Until the end of May of this year, anyone who visited the site of the Charitable Auxiliary Troops Alliance could read there that there would be ‘an audit by an independent accountant in the context of transparency’. That promise has been scrapped without publicity. That happened after revelations of de Volkskrant on commercial interests of the board members Sywert van Lienden, Bernd Damme and (formerly) Camille van Gestel.
The foundation always insisted on supplying masks to healthcare without a profit motive, but the three founders turned out to have set up a company with which they secretly made a profit, ultimately more than 28 million euros. Volunteers, employees and business partners knew nothing about those commercial interests. Several former stakeholders question whether the charitable foundation was used to facilitate business activities. Without an independent audit, this may never be clear.
The charitable foundation has removed references to financial reporting in several places, according to an inventory. For example, a statement on the site initially read: “We will continue the mission of our foundation and it will be as we started on a non-profit basis.” And: ‘With financial accountability.’ Now it only says: ‘We will continue the mission of our initiative.’
In internal documents, seen by de Volkskrant, it was also reported last year that there would be independent supervision by a reputable accountant. The names of PwC and EY were mentioned, but both accountants say they have never made any agreements about such an audit.
Van Lienden himself countered skepticism about his foundation on Twitter with references to independent supervision (‘we don’t catch anything, and an accountant supervises that’). Those tweets have also been deleted.
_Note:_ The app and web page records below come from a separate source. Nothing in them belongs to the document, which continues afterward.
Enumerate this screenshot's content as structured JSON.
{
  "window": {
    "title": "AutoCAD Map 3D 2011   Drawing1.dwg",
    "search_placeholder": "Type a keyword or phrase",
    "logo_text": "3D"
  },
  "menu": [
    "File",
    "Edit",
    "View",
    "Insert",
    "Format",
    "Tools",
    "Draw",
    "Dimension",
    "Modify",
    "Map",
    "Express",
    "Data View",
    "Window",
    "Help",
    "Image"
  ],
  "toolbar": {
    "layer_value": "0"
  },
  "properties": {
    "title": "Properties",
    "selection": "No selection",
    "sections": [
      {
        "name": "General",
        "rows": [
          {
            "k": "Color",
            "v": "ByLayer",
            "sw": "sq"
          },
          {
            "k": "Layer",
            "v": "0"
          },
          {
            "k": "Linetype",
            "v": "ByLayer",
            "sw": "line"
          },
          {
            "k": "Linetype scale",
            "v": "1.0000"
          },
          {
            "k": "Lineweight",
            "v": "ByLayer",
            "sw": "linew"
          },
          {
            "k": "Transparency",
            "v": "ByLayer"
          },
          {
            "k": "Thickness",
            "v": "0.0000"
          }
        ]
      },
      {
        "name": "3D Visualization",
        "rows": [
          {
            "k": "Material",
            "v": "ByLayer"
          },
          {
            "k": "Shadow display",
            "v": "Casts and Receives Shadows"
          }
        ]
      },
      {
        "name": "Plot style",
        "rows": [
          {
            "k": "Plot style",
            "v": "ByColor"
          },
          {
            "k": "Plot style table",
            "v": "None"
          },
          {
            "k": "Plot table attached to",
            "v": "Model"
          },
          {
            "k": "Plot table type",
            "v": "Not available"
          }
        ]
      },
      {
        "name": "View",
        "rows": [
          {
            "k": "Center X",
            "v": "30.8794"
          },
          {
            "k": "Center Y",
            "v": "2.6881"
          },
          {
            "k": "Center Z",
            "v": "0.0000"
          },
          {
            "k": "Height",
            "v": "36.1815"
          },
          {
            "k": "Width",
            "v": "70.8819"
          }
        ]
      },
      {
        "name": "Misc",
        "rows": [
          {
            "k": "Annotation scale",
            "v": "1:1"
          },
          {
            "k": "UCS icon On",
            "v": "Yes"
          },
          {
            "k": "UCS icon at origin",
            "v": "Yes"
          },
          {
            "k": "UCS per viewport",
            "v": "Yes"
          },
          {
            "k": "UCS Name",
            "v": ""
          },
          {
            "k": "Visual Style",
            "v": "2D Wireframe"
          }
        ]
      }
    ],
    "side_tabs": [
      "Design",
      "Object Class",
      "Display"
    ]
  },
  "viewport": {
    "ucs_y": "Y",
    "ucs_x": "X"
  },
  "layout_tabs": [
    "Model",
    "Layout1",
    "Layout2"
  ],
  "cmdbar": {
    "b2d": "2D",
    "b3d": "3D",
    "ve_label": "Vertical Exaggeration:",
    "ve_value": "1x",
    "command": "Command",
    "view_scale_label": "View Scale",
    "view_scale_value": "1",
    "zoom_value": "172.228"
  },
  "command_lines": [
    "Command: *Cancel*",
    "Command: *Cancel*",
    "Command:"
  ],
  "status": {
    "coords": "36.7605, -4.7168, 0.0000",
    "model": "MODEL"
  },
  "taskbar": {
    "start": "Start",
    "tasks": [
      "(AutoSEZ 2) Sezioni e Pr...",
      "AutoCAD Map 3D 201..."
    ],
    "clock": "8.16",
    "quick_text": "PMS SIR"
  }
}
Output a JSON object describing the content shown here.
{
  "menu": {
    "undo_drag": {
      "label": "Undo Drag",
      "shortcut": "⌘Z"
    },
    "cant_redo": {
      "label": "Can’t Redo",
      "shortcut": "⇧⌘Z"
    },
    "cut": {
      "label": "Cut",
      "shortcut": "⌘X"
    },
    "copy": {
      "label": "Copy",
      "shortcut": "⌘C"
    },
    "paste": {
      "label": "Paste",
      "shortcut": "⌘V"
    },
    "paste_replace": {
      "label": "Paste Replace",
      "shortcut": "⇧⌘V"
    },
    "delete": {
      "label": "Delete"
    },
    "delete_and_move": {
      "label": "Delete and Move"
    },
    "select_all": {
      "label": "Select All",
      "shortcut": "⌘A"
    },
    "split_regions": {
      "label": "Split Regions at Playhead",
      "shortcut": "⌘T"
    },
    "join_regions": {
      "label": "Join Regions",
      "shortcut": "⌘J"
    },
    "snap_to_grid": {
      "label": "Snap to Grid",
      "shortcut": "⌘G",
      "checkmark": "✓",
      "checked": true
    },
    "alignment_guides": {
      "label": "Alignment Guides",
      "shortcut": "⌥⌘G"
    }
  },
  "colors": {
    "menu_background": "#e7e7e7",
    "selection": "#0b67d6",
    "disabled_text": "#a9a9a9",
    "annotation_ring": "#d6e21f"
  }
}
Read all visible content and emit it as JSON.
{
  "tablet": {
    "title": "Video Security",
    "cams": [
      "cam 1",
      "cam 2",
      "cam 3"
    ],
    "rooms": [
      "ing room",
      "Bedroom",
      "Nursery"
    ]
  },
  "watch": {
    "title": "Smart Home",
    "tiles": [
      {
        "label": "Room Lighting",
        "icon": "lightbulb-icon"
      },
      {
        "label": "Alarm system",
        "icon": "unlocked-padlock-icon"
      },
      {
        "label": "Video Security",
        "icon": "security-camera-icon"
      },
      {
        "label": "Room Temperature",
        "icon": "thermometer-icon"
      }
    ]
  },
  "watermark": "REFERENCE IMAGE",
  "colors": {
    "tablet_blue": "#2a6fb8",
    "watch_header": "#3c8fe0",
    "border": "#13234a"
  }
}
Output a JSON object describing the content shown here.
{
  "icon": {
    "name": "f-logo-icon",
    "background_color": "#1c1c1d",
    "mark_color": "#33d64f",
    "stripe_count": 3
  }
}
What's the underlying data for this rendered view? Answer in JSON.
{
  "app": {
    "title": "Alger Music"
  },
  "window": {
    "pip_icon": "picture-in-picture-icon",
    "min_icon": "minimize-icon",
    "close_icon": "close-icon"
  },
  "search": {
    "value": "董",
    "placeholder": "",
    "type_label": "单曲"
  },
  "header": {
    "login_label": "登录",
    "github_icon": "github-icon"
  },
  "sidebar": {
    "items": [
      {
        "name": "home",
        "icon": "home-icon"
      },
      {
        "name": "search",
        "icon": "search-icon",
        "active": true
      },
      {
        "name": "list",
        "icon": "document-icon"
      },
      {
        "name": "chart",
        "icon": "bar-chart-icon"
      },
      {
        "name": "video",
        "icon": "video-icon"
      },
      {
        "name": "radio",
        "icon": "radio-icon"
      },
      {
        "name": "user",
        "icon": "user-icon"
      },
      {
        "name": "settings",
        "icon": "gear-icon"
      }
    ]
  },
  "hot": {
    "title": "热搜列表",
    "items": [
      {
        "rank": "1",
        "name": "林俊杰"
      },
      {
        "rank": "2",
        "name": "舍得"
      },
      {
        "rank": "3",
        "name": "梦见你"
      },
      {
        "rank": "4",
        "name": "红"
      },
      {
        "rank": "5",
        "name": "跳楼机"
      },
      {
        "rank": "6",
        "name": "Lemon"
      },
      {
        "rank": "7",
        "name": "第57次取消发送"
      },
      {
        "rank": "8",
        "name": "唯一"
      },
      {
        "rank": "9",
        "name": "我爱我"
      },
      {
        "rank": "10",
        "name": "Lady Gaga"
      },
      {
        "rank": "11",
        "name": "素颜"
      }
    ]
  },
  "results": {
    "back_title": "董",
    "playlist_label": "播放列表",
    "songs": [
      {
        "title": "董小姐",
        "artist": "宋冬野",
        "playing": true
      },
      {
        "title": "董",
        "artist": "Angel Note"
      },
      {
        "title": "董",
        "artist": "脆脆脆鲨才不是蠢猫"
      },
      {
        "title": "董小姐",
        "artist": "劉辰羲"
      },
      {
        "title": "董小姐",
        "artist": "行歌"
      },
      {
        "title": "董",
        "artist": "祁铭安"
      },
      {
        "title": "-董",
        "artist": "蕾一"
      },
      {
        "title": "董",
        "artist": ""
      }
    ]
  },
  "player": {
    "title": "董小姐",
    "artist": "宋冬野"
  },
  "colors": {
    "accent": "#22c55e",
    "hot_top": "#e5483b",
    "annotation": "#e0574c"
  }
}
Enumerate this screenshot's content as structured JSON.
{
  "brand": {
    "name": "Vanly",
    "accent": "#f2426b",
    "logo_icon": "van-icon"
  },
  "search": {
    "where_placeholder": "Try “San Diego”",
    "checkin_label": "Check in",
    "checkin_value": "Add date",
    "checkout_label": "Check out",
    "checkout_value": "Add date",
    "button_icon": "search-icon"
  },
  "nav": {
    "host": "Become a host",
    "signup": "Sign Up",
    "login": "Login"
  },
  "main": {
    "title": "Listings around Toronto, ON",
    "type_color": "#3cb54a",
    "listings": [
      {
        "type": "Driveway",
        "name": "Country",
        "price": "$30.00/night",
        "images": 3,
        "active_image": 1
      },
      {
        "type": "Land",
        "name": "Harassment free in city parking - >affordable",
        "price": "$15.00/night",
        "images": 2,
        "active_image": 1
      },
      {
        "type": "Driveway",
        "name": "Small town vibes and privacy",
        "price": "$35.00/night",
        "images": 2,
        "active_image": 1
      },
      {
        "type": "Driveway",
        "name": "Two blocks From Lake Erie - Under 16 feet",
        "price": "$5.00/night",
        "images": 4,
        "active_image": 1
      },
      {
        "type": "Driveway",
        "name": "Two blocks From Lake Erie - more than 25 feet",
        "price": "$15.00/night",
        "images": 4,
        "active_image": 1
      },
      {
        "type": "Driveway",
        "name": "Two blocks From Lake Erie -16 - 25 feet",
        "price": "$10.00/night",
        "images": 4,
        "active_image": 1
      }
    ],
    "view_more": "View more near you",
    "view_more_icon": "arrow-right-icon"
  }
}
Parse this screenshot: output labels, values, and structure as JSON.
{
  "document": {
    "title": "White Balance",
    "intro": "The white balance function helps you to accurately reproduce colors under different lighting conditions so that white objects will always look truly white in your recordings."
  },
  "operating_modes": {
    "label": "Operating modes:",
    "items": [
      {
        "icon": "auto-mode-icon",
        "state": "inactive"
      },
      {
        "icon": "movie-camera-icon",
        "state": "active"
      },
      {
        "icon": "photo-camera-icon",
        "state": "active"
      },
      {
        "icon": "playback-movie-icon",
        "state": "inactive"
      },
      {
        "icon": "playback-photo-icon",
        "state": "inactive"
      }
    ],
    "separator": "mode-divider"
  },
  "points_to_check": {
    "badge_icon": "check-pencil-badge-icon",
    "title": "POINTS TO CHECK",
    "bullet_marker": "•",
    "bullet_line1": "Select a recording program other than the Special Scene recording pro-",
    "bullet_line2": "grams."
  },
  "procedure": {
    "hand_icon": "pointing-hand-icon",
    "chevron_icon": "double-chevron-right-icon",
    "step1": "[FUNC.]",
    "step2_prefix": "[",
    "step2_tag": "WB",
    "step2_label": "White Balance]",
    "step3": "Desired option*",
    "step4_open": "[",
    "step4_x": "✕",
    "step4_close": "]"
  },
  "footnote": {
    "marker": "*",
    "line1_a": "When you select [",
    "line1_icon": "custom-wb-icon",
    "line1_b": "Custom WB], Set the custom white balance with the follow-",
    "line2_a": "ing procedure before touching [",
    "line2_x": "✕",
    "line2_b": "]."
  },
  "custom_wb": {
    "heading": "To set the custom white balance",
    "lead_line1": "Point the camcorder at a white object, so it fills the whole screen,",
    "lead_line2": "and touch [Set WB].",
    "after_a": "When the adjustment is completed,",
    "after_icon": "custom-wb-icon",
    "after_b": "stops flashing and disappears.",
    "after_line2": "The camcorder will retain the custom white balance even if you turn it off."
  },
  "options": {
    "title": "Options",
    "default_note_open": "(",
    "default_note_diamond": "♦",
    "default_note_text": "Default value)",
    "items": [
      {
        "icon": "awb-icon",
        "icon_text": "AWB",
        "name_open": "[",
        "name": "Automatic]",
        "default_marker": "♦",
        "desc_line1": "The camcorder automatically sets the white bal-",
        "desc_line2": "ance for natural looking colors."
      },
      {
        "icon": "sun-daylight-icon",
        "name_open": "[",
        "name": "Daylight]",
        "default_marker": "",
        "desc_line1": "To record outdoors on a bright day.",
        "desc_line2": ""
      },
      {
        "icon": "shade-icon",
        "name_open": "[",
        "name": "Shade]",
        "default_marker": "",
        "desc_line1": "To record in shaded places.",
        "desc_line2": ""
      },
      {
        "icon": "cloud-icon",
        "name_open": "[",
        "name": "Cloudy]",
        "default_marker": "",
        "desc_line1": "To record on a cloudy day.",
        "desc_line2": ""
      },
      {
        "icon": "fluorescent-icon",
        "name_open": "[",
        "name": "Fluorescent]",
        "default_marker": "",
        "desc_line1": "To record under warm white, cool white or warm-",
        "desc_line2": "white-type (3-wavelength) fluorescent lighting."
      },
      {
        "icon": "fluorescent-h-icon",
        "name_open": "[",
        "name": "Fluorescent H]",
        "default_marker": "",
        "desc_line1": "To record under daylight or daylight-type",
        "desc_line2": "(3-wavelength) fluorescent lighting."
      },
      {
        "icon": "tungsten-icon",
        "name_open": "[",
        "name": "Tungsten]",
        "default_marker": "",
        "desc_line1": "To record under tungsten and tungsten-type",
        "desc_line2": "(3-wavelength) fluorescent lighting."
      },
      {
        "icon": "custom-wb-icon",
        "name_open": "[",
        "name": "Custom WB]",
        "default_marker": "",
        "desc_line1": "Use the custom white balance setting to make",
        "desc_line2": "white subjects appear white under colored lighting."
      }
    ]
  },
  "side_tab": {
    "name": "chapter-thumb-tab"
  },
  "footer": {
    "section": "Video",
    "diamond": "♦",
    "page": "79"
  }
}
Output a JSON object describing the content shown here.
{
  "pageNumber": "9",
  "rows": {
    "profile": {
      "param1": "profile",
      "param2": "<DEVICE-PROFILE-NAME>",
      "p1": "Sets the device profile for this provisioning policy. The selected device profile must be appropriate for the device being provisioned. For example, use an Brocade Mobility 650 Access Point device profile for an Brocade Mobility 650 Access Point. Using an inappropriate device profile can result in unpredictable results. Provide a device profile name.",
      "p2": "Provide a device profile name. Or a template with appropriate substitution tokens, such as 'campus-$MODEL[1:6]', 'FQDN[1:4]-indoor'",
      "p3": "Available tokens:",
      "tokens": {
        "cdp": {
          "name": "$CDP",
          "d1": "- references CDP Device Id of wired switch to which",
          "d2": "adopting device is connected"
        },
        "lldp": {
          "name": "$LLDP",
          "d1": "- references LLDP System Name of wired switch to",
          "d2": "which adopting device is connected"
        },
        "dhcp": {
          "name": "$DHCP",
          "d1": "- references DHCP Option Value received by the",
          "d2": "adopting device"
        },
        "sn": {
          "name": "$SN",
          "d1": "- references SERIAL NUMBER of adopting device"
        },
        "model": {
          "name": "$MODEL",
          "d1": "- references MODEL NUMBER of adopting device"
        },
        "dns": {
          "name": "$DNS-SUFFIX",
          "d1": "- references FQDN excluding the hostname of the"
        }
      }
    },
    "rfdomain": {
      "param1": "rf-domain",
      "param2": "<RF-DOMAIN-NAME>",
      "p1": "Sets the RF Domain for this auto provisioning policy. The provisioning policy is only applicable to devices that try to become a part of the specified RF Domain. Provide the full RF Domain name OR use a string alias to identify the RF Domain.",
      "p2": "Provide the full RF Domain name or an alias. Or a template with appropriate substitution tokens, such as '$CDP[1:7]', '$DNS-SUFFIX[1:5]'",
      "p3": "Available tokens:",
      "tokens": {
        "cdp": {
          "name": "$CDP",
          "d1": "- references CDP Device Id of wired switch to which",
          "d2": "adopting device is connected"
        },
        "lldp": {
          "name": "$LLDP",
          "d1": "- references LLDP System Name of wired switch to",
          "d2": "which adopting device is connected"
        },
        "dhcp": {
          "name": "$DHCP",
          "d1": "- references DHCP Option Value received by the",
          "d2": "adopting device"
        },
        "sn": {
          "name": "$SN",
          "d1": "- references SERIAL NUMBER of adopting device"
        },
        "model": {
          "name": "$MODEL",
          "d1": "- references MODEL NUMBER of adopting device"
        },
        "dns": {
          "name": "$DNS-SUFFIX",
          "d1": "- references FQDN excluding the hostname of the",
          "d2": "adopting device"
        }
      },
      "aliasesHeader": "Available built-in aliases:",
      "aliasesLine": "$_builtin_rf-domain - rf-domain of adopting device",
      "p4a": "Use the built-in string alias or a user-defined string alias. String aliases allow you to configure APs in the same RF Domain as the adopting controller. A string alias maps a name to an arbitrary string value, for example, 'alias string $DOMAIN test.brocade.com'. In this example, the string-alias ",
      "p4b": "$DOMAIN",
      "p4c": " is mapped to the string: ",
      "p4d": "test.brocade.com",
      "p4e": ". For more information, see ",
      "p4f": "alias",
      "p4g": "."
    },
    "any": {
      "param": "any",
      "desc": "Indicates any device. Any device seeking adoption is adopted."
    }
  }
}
if de Volkskrant asks about the promised audit, chairman Damme responds with a counter question: ‘Where has an ‘independent audit’ been promised? Could you send me this?’ If he gets an image of the old promise on his site, he doesn’t want to respond anymore. Damme says he has no faith in the journalism of de Volkskrant and does not want to say whether there is now an accountant or whether there will be another independent audit.
Chairman Damme points out that his foundation gives extensive accountability in a forensic investigation by Deloitte, which is now being carried out on behalf of the Ministry of Health, Welfare and Sport. But Deloitte is only investigating the commercial deal of 100.8 million euros with the government, not into the further course of business at the non-profit organization, a VWS spokesperson confirms. ‘What else happened to the Relief Troops is irrelevant to VWS.’
Van Lienden’s foundation was still supported in 2020 by renowned parties such as Coolblue, Randstad and Flexport, but the former partners are not involved in the financial settlement of the project. CEO Pieter Zwart of Coolblue, which invested 400,000 euros, already announced in July of this year that he was no longer investing energy in this.
Damme and Van Lienden are now the only directors at the foundation, of which it is unclear how much money is still in the cash register. In the initial phase, the plan was to set up a Supervisory Board ‘with a view to governance’, including D66 prominent Alexander Rinnooy Kan, but that did not happen either. “It was discussed, but it was never followed up,” says Rinnooy Kan, who knew nothing about Van Lienden’s commercial interests. ‘Absolutely not. And I was in good company with that.’
Former employees are surprised that the Auxiliary Forces Alliance will continue to exist, because they were already told last year that the organization would be phased out. Van Lienden himself also suggested in an email dated 15 May 2020, also addressed to top finance officer Bas van den Dungen, that his organization had entered ‘a final phase’ (‘we have been established to eliminate the scarcity of care’). The media personality offered in the mail, sent with an Auxiliary Troops account, to sell a residual stock of about 3.16 million mouth masks to the government ‘at cost price’. That deal fell through.
A year and a half later, there is still no question of the foundation being closed, reports chairman Damme. Unfortunately, the Covid-19 pandemic is not over. In short, there is still demand.’
Due to the regulations surrounding foundations, it is not mandatory to have an independent audit carried out or to set up a Supervisory Board, even if this was previously promised on your own site. The board of the foundation must sign for the annual accounts and file the documents with the Chamber of Commerce.
According to the statutes of the Auxiliary Troops Alliance, this should have happened more than four months ago.